A friend of mine has lived in Beijing for over a decade now. He has a story that goes something like this:
He had a career in China and was doing a certain thing. He then switched from that career to being a musician. A massive departure, but he did it. After becoming a musician he found that he mostly worked at night and thought it might be nice to get another degree.
Party officials called him in, "I see here you're trying to go to college."
"But you are not a student."
"Well, I would be if I were in university."
"But you are not a student, you are a musician."
My friend was silent.
"We know you are a musician."
So he did not go to University in Beijing. His insight was that in China people had a title, and that was what they were. This is why, when you meet high ranking party officials, they always have a lot of titles. Only special people can have more than one title. You cannot be a multifaceted prole.
But this is not unique to totalitarian regimes. We do this to each other all the time. If I say I'm pro-choice, I get labeled as a screaming liberal. If I say I'm in favor of a flat tax, I'm a right wing nut job. If I say I'm both, people's brains leak out of their ears and they get mad at me. "You made my brains leak!"
In our on-going conversation, Trish said:
This is what I meant as person vs. personna. a blog can never contain the totality of an individual. Case in point: I have kept my theological background out of my profile up until today. I have, up to this point, felt it a detriment because, let's face it, theology ain't the hippest subject to have a background in...and I get tired of telling people that I'm not The Church Lady finding Satan under every bad haircut. (Then again, maybe they can figure that out from the hat.) ((J note .. I included picture to provide hat context)).
Indeed, and I try not to say anything overtly political here. This is because everything does happen in context. Our identities happen in context. Perhaps we have a variety of identities ... that are specific to the contexts in which they happen. We have some core values that we won't violate and we do maintain our individuality in each location. But unnecessary information derails conversations.
She later says:
It makes me wonder though when the whole conversation about community (globally speaking here) in the blogosphere, and finding like minds in the blogosphere via refined metrics, got boiled down to who's doing the advertising and the need for ethical advertising? When does the concept of "community" become predominately associated with consumerism rather than with making it easier to find others conversing--not pontificating--about topics of personal interest not connected to the latest and greates in entertainment and politics.
Maybe it's just the unhip theologian in me that has trouble with being reduced to a marketing cohort before I can find community.
Nicely put. And a good place where this conversation shows its relevance to linklove and identity. In order to find communities, we need to be able to recognize some community indicators that are meaningful to us. We need to be able to find on-going conversations and communities that we can add to, be informed by and participate in.

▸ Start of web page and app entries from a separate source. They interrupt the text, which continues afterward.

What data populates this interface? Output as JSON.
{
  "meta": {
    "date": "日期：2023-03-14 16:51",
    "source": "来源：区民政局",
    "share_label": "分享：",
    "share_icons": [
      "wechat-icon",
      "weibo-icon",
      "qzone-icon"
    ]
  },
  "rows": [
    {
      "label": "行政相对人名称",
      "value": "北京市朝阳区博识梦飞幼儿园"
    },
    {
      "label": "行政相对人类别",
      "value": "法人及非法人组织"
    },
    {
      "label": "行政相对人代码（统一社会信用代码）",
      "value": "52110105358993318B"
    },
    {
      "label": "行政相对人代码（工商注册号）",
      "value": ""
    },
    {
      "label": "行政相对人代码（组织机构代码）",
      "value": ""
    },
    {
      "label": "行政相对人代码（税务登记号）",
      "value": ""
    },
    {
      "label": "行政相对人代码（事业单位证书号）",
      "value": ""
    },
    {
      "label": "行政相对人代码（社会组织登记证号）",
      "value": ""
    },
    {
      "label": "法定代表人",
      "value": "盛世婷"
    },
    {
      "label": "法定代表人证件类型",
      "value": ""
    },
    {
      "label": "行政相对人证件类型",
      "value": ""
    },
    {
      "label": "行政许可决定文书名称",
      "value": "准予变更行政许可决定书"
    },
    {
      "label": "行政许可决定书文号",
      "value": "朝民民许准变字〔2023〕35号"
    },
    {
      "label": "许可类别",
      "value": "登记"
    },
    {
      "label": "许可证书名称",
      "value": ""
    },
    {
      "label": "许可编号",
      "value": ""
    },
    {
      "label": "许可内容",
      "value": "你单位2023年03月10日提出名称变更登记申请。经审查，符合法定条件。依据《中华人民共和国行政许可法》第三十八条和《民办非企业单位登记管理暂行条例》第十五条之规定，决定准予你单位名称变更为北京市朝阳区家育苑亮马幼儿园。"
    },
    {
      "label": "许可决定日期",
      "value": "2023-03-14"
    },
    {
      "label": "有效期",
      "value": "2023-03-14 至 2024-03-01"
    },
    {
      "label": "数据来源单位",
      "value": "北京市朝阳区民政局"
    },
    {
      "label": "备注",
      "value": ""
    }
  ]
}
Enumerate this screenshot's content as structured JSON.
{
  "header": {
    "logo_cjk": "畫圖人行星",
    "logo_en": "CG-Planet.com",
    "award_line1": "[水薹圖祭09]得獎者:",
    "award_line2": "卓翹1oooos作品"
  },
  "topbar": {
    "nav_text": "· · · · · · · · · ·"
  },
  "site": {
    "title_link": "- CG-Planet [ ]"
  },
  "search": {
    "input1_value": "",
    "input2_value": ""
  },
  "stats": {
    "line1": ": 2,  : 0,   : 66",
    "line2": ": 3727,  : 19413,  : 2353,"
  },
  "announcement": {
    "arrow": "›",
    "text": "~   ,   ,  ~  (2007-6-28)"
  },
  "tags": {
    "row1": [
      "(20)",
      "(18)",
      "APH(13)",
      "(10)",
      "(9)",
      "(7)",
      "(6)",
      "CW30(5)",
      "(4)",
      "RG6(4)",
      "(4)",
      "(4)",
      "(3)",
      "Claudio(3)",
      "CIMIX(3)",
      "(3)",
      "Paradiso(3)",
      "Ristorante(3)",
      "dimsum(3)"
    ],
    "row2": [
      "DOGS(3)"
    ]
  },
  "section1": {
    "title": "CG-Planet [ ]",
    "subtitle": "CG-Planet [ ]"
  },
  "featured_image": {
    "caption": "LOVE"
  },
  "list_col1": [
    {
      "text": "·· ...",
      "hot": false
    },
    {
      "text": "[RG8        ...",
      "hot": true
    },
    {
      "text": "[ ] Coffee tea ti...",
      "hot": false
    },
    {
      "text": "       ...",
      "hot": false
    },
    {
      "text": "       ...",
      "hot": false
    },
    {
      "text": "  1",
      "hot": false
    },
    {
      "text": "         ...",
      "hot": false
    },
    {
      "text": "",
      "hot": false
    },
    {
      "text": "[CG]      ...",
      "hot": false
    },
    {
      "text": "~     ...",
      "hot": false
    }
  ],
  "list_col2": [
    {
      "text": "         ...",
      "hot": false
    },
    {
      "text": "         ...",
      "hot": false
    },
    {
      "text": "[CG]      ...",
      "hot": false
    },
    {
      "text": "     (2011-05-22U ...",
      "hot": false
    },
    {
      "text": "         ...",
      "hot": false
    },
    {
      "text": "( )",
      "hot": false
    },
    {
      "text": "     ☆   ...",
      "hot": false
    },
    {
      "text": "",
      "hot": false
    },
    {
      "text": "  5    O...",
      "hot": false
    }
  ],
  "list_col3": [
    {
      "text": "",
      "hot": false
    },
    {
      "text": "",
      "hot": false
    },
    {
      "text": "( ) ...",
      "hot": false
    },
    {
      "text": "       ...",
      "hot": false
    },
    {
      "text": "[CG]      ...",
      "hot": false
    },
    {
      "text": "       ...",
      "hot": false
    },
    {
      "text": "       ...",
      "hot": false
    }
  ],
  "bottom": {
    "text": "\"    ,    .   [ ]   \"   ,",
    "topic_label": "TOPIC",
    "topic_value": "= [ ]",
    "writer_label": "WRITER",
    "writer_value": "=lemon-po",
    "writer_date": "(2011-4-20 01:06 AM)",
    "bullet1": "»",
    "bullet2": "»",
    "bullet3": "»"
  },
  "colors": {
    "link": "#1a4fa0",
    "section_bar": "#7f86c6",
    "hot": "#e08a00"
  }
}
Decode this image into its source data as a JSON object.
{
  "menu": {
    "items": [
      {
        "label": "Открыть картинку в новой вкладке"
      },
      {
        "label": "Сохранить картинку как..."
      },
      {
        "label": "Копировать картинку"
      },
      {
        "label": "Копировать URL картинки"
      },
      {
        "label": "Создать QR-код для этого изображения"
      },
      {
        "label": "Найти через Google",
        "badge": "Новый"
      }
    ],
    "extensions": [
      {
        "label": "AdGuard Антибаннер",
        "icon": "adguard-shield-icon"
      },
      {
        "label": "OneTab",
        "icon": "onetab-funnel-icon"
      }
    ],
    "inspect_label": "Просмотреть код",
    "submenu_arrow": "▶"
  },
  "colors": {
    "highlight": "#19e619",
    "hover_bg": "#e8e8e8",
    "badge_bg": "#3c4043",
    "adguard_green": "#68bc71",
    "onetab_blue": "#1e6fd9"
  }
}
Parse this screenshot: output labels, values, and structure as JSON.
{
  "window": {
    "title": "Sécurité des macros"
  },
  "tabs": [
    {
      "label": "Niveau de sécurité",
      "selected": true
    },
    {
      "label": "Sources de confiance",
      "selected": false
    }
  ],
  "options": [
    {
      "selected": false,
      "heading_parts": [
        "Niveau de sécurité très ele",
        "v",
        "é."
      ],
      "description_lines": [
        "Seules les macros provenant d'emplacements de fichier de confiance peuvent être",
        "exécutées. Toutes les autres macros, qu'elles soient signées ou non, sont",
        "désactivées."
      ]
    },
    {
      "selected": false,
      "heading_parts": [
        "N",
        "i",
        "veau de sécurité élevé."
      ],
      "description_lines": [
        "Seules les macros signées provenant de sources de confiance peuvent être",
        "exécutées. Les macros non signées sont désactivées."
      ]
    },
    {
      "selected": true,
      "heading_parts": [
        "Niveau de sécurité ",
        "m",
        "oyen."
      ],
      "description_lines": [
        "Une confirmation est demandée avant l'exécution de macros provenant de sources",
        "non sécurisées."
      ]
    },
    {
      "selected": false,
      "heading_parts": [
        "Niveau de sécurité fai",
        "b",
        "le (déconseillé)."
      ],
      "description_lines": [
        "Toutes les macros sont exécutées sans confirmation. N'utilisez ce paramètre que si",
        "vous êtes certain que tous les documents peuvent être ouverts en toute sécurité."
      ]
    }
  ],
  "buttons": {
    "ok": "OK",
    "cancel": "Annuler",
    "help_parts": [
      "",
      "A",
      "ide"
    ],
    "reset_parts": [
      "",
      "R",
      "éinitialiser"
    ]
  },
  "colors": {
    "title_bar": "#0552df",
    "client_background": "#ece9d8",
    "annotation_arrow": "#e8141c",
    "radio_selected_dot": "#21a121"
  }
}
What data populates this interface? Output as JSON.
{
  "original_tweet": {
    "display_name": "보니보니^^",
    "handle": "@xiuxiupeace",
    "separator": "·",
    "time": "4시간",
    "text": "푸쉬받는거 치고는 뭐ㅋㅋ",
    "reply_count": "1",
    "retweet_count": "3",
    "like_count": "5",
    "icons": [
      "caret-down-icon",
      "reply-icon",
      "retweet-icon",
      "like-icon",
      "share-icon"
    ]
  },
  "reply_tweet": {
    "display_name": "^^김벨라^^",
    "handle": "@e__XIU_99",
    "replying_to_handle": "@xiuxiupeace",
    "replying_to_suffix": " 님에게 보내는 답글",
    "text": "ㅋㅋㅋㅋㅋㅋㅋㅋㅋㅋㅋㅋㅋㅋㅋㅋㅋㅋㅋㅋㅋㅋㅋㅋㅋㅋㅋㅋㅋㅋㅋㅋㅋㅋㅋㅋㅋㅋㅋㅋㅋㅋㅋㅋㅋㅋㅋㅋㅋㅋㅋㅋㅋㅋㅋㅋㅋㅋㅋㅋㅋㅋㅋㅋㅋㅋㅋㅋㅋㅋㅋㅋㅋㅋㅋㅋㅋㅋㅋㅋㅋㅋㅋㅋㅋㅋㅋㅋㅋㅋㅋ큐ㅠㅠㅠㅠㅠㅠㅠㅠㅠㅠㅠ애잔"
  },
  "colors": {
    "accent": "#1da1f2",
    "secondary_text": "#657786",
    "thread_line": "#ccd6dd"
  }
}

We don't want to merely be fodder for banal advertising executives who look on us as consumer buckets into which they can pour their prattle. But we do want to be visible enough to attract more thought-mates. People with whom we can converse and grow and debate.
The linklove desire is to see what tools we can bring to the table that can search out community indicators and discard the adverblogs.